Thrombey (Christopher Plummer) is a titan of murder mysteries, the head of an $80 million publishing empire, when he is found dead in his neo-Gothic mansion by the housekeeper. Did he commit suicide, or did someone at his 85th birthday party bump him off? Legendary private investigator Benoit Blanc (Daniel Craig, joyfully employing a Southern accent) reopens the case with the local police on behalf of a client … whose identity is a mystery to him. Was it a member of the family, or was it one of the “help,” as the family members occasionally call them?
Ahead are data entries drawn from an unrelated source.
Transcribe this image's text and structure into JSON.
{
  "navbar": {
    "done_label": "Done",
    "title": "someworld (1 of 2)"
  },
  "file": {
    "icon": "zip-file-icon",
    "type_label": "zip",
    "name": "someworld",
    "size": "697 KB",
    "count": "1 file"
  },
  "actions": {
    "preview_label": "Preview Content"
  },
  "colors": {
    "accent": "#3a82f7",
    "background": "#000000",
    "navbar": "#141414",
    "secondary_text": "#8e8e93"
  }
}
Rarely does a whodunit succeed while having such obvious fun with itself. The genre tends to indulge in dramatics more than comedy; the Kenneth Branagh version of Murder on the Orient Express is an excellent film but an apt demonstration of this fact. The cast of Knives Out has more fun with this material, as does writer/director Rian Johnson (Looper, The Last Jedi), but with the proper balance. The mystery itself is taken seriously, but the characters’ eccentricities and hypocrisies provide plenty of laughs along the way. At times, it almost appears that Johnson has left the mystery behind, but then a new twist puts it back front and center.

Without giving too much away, suffice it to say that the big reveal has one of the most, er, unique resolutions in whodunit films. The final shot is an exquisite bookend to the beginning of the film as well, providing a last laugh — on pretty much everyone, as it turns out.
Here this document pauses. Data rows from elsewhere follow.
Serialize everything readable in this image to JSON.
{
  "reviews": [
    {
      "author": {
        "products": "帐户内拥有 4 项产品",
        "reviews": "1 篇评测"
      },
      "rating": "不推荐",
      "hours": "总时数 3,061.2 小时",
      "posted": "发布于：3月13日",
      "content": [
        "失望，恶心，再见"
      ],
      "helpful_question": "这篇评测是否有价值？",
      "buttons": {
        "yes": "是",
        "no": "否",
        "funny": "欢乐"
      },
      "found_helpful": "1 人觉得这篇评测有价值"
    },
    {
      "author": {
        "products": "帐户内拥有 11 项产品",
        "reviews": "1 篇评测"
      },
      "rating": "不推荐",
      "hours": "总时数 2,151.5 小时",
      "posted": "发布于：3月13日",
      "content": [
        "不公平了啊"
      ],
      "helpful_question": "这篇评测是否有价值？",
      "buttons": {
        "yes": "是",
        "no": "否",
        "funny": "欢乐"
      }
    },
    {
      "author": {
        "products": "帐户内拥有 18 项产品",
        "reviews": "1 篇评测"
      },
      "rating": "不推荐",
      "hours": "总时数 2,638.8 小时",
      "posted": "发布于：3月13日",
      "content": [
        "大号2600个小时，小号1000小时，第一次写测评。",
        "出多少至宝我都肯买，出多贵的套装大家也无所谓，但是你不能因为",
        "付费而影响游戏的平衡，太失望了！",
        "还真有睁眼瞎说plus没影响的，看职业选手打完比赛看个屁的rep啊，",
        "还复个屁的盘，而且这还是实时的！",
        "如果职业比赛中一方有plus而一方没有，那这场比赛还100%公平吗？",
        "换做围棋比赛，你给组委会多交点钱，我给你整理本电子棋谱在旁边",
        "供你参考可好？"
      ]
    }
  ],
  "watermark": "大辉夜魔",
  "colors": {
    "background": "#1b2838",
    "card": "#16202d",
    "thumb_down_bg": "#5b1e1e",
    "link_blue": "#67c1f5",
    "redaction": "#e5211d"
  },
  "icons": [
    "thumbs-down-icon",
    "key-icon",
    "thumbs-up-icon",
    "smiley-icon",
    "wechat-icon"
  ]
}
Despite having so many notable stars in the cast, they work very well together as an ensemble. It’s tough to pick out one particular performance over another, but Ana de Armas (Blade Runner 2049) delivers on the critical performance of Marta Cabrera, and Chris Evans turns a black-sheep role into something more nuanced. Everyone’s worth watching, including Jamie Lee Curtis, Michael Shannon, Don Johnson, and Toni Collette. Riki Lindholme doesn’t get much to do but makes the most of it.

Knives Out works splendidly on just the whodunit level, but its commentary on politics is worth noting too. Since that discussion might have to include some mild spoilers, we’ll put it after the rating and the trailer.

Using the Hot Air scale for films already on home theater platforms, Knives Out gets a 4:

  • 4 – Buy the Blu-Ray/DVD
  • 3 – Worth a rental price or pay-per-view
  • 2 – Wait for it to come on a TV channel you already get
  • 1 – Avoid at all costs

Knives Out is rated PG-13 for language and some blood, but the mild violence isn’t worrisome enough to exclude teenagers or perhaps even a mature adolescent. Younger viewers might not catch all the nuances, but it’s entertaining enough to keep their attention regardless.

And now, for the slight-spoiler discussion of the film’s treatment of politics. Scroll past the trailer … if you dare!

Some mild spoilers follow (you’ve been warned!).

Normally, conservative moviegoers get uneasy when any political debate erupts in a film, and when the family members fight over Donald Trump and immigration, the shields came fully up for me. I worried that I’d bought a film that would — like many other Hollywood films these days — end up lecturing me and acting as a didactic for Tinseltown’s progressive politics. This time, however, I ended up pleasantly surprised by Johnson’s willingness to skewer all sides of a debate.

This centers on Marta, Harlan’s nurse, who was (supposedly? Hmm) the last to see him alive. Marta’s mother came to the US illegally, although Marta was apparently born in the US. This kicks off a (brief) debate about politics that sounds pretty realistic between the older generation of the family, with the younger generation being on the extremes in both directions. It’s not exactly equal time, but it’s generally far more balanced than what we’d expect from most films, especially big-budget productions like Knives Out.

However, that’s not the end it by any stretch. As the film progresses, it becomes clear that despite protestations from all sides of the Thrombey clan that Marta is “one of the family,” it becomes clear that all sides see her as an object of manipulation rather than a person. She gets betrayed by one side, while the other side tries to wheedle her into their control. It becomes apparent that everyone’s only in this for themselves and that their political posturing is a veneer for their self-serving hypocrisy. Johnson’s point is political, but it’s not partisan — and it scores a direct hit, which makes this film worth it just for the witty way in which this plays out.